An Early 19thC Plaster Portrait Bust of a Young Boy by William Spence (1793-1849)

Origin: British
Period: Regency/William IV
Provenance: Unknown
Date: c.1825-30
Height: 14.5”
Width: 8.5”
Depth: 6” or 3.5” at socle

The deftly executed plaster bust of a boy, signed to the reverse and mounted to a turned socle base, surviving from the early section of the nineteenth century by William Spence (1793-1849).

The bust has been restored and rebuilt at some stage. Therefore the signature and date and name of the sitter is difficult to make out as some parts of the plaster have had to be re-rendered which is fully reflected in its asking price. He stands true and is now in complete order.

William Spence (1793-1849) was a near contemporary of John Gibson, with whom he worked at Messrs. Franceys. Spence went on to become a partner in the firm, and though he stayed in Liverpool he was able to send his son Benjamin (1822-66) to study and practise as a sculptor in Rome, following in Gibson's footsteps. There are busts by Spence of William Roscoe in the National Portrait Gallery and Manchester Art Gallery and of Reverend H.McNeile in the Walker Art Gallery.

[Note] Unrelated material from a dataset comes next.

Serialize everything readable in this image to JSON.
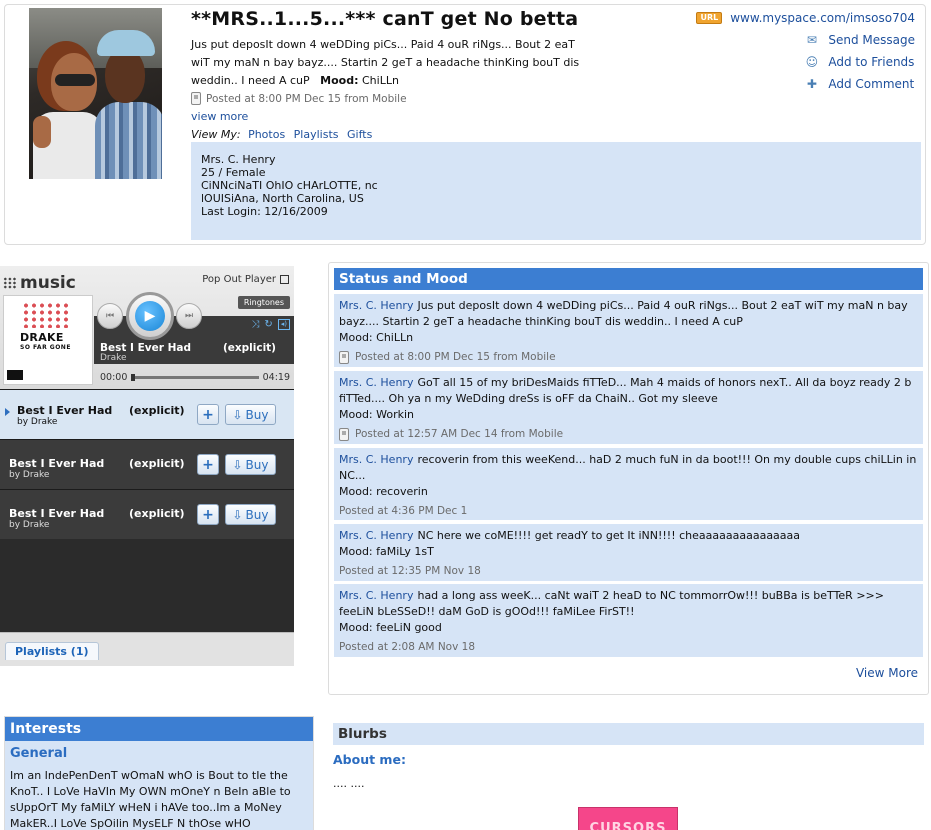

This portrait bust may well be of his son Benjamin, which would date it at around 1828 when he would have been six years old.

A finely realised portrait by a well listed sculptor.